*BRIEF*
Make an exact reproduction of all the data.

---- INFORMATION

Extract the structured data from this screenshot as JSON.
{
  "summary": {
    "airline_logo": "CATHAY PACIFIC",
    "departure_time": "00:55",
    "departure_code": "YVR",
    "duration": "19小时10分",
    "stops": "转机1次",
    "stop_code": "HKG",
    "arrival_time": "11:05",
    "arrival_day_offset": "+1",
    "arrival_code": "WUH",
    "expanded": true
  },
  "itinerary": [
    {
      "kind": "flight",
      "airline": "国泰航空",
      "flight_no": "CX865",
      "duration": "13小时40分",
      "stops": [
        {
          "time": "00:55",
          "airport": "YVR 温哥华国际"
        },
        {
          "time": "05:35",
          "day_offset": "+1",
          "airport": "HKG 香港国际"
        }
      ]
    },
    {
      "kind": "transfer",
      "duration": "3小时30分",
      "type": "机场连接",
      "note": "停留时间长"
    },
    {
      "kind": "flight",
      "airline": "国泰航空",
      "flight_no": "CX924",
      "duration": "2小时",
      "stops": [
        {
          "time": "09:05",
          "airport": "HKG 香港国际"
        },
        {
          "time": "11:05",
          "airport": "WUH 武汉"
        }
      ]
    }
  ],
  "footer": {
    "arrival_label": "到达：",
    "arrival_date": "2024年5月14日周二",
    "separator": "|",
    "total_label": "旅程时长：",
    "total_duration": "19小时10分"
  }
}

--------

*EXPECTED ANSWER*
Extract the structured data from this screenshot as JSON.
{
  "summary": {
    "airline_logo": "CATHAY PACIFIC",
    "departure_time": "00:55",
    "departure_code": "YVR",
    "duration": "19小时10分",
    "stops": "转机1次",
    "stop_code": "HKG",
    "arrival_time": "11:05",
    "arrival_day_offset": "+1",
    "arrival_code": "WUH",
    "expanded": true
  },
  "itinerary": [
    {
      "kind": "flight",
      "airline": "国泰航空",
      "flight_no": "CX865",
      "duration": "13小时40分",
      "stops": [
        {
          "time": "00:55",
          "airport": "YVR 温哥华国际"
        },
        {
          "time": "05:35",
          "day_offset": "+1",
          "airport": "HKG 香港国际"
        }
      ]
    },
    {
      "kind": "transfer",
      "duration": "3小时30分",
      "type": "机场连接",
      "note": "停留时间长"
    },
    {
      "kind": "flight",
      "airline": "国泰航空",
      "flight_no": "CX924",
      "duration": "2小时",
      "stops": [
        {
          "time": "09:05",
          "airport": "HKG 香港国际"
        },
        {
          "time": "11:05",
          "airport": "WUH 武汉"
        }
      ]
    }
  ],
  "footer": {
    "arrival_label": "到达：",
    "arrival_date": "2024年5月14日周二",
    "separator": "|",
    "total_label": "旅程时长：",
    "total_duration": "19小时10分"
  }
}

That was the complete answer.